__WHAT THE TASK ASKS__
Scan the data beneath this task and copy each line that includes "network".

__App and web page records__
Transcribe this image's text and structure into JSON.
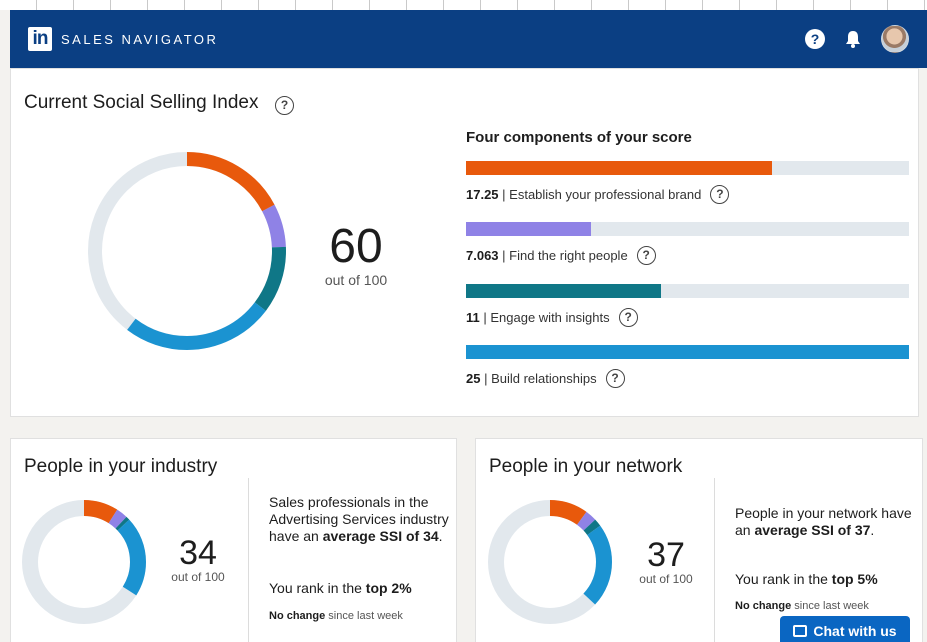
{
  "navbar": {
    "logo_text": "in",
    "brand": "SALES NAVIGATOR",
    "help_glyph": "?",
    "icons": [
      "help-icon",
      "bell-icon",
      "avatar"
    ]
  },
  "ssi": {
    "title": "Current Social Selling Index",
    "score": "60",
    "out_of": "out of 100",
    "components_title": "Four components of your score",
    "components": [
      {
        "value": "17.25",
        "label": "Establish your professional brand",
        "max": 25,
        "score": 17.25,
        "color": "#e8590c"
      },
      {
        "value": "7.063",
        "label": "Find the right people",
        "max": 25,
        "score": 7.063,
        "color": "#8f82e6"
      },
      {
        "value": "11",
        "label": "Engage with insights",
        "max": 25,
        "score": 11,
        "color": "#0f7787"
      },
      {
        "value": "25",
        "label": "Build relationships",
        "max": 25,
        "score": 25,
        "color": "#1b93d1"
      }
    ],
    "track_color": "#e2e8ed"
  },
  "industry": {
    "title": "People in your industry",
    "score": "34",
    "out_of": "out of 100",
    "desc_pre": "Sales professionals in the Advertising Services industry have an ",
    "desc_bold": "average SSI of 34",
    "desc_post": ".",
    "rank_pre": "You rank in the ",
    "rank_bold": "top 2%",
    "change_bold": "No change",
    "change_rest": " since last week",
    "segments": [
      9,
      3,
      1,
      21
    ]
  },
  "network": {
    "title": "People in your network",
    "score": "37",
    "out_of": "out of 100",
    "desc_pre": "People in your network have an ",
    "desc_bold": "average SSI of 37",
    "desc_post": ".",
    "rank_pre": "You rank in the ",
    "rank_bold": "top 5%",
    "change_bold": "No change",
    "change_rest": " since last week",
    "segments": [
      10,
      3,
      2,
      22
    ]
  },
  "chat": {
    "label": "Chat with us"
  }
}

__RESULT FOR THIS EXERCISE__
  "network": {
    "title": "People in your network",
    "desc_pre": "People in your network have an ",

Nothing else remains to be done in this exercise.